“For God was pleased to have all his fullness dwell in him, and through him to reconcile everything to himself, whether things on earth or things in heaven, by making peace through his blood, shed on the cross.” (CSB – Read the chapter)
We have been talking about peace for four days now. Along the way, we’ve been laying some important foundation stones for understanding it. Biblical peace is something that transcends circumstances, it cannot be obtained directly, but comes as the result of pursuing the life of Christ, and it really is for everybody. This morning, we’re going to go back a bit and fill in some gaps. Here’s the element that makes everything else we’ve talked about make more sense.
On Monday, I poked some fun at the standard definition of peace as merely the absence of conflict. I still think that, but this morning let me acknowledge that definition isn’t quite so unhelpful as it seems. The mention of conflict there reveals something about peace we haven’t yet talked about and is actually a pretty important part of it. Peace is fundamentally relational.
Here’s what I mean: For us to experience a sense of wholeness and completeness in our lives, we have to have all of our relationships in good, working order. There is a temptation to think that peace is something we can have all by ourselves. If we can sever all ties and connections to other people, cut ourselves off from all our wants, we can experience peace. The trouble is, that won’t lead us to peace, it will lead us to loneliness.
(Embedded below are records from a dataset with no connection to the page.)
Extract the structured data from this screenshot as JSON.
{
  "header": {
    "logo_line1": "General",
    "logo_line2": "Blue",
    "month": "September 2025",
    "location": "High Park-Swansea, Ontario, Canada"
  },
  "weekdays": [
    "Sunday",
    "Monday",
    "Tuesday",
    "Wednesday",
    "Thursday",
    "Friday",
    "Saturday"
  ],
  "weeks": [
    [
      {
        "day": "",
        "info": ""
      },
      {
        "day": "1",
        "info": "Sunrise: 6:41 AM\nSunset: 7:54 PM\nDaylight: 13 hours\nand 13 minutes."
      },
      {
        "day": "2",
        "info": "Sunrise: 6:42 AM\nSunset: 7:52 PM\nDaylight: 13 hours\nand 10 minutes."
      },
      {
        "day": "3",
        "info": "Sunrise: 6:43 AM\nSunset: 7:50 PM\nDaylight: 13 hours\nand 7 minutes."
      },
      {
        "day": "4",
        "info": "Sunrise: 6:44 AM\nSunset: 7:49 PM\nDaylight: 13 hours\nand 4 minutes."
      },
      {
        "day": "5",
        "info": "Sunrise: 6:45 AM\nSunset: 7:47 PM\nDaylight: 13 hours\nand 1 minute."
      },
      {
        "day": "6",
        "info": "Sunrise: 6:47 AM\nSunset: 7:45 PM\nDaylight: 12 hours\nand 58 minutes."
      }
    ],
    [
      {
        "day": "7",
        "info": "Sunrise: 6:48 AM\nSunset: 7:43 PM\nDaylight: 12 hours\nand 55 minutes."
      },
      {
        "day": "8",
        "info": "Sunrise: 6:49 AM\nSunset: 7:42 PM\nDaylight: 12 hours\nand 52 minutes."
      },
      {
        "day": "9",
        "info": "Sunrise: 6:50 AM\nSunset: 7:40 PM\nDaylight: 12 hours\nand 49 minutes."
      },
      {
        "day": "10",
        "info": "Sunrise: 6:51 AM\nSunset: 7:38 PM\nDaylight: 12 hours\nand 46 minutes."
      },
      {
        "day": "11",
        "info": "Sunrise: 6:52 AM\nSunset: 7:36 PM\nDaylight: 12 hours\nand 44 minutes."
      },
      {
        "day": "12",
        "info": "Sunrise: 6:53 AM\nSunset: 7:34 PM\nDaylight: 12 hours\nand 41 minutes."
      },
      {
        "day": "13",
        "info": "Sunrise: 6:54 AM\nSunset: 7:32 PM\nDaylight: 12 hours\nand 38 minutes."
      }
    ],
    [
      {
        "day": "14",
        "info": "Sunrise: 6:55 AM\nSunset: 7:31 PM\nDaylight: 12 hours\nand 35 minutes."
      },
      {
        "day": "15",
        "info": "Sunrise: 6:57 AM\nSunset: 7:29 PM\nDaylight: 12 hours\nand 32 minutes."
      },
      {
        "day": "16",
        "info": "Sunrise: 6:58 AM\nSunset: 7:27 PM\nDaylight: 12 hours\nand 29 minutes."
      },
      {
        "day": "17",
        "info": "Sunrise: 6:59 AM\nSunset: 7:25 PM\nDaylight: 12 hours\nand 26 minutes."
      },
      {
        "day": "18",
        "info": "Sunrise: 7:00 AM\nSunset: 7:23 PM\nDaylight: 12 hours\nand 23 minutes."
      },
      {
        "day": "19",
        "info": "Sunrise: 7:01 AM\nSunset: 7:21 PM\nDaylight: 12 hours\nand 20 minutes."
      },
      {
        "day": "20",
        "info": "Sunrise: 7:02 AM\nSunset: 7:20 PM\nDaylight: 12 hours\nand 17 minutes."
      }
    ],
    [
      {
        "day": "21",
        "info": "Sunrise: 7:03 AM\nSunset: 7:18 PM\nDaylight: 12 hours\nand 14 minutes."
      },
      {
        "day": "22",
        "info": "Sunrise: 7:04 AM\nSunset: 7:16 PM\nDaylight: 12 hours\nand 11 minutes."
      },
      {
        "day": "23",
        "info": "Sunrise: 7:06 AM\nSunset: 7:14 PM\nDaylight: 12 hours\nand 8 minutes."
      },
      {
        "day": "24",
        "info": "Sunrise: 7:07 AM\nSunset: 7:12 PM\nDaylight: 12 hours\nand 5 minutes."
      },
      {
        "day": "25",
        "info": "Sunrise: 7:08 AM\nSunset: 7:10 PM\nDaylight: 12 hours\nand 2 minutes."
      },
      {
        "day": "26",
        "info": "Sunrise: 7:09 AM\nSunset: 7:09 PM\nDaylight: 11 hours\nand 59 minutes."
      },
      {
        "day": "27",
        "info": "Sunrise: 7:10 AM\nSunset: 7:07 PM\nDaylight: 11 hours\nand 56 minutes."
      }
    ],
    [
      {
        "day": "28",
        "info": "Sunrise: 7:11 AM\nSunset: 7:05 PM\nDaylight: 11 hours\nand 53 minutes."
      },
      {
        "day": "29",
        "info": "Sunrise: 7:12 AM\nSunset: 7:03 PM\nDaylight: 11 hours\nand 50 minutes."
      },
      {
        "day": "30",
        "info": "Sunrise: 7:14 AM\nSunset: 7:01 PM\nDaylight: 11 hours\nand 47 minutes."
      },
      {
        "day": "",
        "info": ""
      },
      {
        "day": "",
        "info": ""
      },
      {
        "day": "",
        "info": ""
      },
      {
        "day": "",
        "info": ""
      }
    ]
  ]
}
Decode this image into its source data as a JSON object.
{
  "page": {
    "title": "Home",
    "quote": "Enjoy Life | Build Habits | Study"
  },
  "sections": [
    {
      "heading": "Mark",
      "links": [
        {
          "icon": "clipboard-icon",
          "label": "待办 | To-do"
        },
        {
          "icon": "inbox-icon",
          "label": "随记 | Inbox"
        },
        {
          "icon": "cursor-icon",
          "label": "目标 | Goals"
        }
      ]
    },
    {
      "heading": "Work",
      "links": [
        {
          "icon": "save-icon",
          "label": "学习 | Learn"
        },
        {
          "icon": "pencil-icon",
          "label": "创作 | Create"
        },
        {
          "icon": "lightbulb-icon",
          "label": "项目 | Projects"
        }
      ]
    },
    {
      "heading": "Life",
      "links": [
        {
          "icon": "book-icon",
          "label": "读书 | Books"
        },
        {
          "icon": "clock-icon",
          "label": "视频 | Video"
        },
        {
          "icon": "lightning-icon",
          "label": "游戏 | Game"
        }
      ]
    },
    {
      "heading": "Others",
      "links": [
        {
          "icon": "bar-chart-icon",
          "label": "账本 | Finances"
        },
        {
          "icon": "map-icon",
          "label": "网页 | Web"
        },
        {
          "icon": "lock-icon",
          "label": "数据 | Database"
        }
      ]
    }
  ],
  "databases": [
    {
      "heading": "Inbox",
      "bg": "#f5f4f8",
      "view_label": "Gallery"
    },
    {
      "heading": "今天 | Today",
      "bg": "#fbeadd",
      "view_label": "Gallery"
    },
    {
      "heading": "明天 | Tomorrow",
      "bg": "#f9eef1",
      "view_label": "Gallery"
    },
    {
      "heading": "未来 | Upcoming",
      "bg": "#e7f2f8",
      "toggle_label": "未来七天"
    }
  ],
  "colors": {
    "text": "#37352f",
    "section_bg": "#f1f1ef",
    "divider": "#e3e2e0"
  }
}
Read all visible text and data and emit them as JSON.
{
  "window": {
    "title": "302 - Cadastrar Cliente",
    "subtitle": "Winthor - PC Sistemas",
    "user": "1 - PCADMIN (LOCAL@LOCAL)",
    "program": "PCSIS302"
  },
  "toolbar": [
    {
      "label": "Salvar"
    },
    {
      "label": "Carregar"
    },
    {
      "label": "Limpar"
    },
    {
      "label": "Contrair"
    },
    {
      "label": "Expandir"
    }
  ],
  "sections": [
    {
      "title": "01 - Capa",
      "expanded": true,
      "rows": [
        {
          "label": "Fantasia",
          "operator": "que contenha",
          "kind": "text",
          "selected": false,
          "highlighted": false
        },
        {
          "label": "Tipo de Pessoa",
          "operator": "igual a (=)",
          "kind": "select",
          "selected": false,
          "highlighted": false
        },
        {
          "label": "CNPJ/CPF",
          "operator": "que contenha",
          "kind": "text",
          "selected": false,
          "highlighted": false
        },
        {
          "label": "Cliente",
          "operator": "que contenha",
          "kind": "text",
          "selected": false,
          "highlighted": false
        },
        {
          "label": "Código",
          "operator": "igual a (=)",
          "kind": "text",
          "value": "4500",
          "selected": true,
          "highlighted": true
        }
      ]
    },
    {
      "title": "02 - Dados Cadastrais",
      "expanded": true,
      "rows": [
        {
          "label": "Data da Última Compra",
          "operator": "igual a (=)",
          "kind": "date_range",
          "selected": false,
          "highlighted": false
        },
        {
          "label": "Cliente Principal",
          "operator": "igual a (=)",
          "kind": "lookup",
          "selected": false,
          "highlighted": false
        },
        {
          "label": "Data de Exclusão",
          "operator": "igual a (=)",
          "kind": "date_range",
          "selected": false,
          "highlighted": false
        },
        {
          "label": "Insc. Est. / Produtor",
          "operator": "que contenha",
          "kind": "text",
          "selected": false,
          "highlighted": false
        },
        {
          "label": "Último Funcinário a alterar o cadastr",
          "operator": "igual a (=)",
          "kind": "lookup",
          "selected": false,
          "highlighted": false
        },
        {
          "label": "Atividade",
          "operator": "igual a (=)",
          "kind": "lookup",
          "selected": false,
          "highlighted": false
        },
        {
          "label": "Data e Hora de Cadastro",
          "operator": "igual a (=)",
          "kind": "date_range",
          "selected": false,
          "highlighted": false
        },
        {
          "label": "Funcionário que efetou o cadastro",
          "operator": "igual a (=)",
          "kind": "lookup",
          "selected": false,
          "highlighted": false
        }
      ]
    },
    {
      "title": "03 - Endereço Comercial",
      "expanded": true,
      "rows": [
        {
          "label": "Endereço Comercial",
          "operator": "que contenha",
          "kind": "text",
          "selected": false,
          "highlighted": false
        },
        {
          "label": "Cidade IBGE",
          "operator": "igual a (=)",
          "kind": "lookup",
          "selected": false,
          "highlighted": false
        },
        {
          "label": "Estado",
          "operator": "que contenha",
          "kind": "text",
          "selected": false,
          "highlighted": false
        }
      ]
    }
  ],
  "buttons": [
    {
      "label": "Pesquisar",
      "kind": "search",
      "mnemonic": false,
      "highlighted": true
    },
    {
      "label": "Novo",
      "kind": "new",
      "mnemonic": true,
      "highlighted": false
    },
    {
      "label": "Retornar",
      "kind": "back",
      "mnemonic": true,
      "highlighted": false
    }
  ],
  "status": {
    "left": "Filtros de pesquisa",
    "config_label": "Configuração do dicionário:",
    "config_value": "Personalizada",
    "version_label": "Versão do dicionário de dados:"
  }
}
God designed us as relational creatures. This is a fundamental part of being made in His image for He is a relational God. This idea lies at the heart of what we talked about on Tuesday. Peace is the by product of pursuing the life of Christ. Well, the life of Christ is a fundamentally relational thing. When we are pursuing love for one another and justice for the disadvantaged and compassion for the hurting and gentleness for the weak and so on and so forth, those are all intensely and inherently relational things. So then, put it all together: Peace is chiefly a relational aspect of our lives.
The kind of peace commended to us throughout the Scriptures is all about having right relationships with the people around us. But we can’t have a right relationship with the people around us without another relationship being right first: our relationship with God. This is why peace is so often and easily misidentified as being simply the absence of conflict. When our relationships are right, we don’t have any conflict.
There’s a problem here, though. When it comes to our relationship with God, its being broken is the primary reason we don’t have peace in our lives. When it is broken, we can’t have peace with anyone; not a real peace anyway. That brokenness trickles down and breaks everything else that comes after it…which is everything else.
Well then, we just need to fix our relationship with God and we can have peace. Simple, right? Wrong. That’s exactly the problem. Fixing our relationship with God is not something we can do. Our relationship with God is broken because of sin. The only way to restore that relationship is to deal with the sin. But the only way to deal with the sin is for the debt we owe Him because of it to be paid. Of course, as the apostle Paul told us in Romans, the wages of sin is death. The thing we owe God because of our rebellion from Him is our lives. If we give that, we don’t have them anymore. If we don’t have our lives anymore, then what are we left with? Death. It’s hard to have a relationship with someone when we’re dead.
Friends, this is all Gospel 101. In other words, peace lies right at the heart of the Gospel. When we embrace the good news, peace comes with it. So, how do we do it? Paul tells us here in the opening of his letter to the Colossians. The short answer is this: We don’t do it. In fact, we don’t have any part of it. God already did everything. And what did He do? Christmas, remember?
When that baby was born in a crowded, smelly stable, all the fullness of God dwelt in Him. The full power and glory of the God who created the world and everything in it was found in that tiny bundle of wonder. As Andrew Peterson puts it in his terrific song, Labor of Love, “for the baby in her womb, He was the maker of the moon.” And he came with a mission: to bring peace between us and Him. That peace would come, though, only when a perfect life was given for the lives that had been taken. But once it was given, the path to peace would be open for everyone and everything. Whether in heaven or on earth, all things would be reconciled in Him. How? By the shedding of His blood on the cross. He was born for you and for me; for all the world.
If you want peace–real and lasting peace that cannot be taken away by anyone or anything–that peace only comes one way: through Christ. You can have peace with God through the child whose birth we celebrate. Peace in Christ. Yours for the having if you are willing to receive it. That’s where it starts. Everything else comes from there.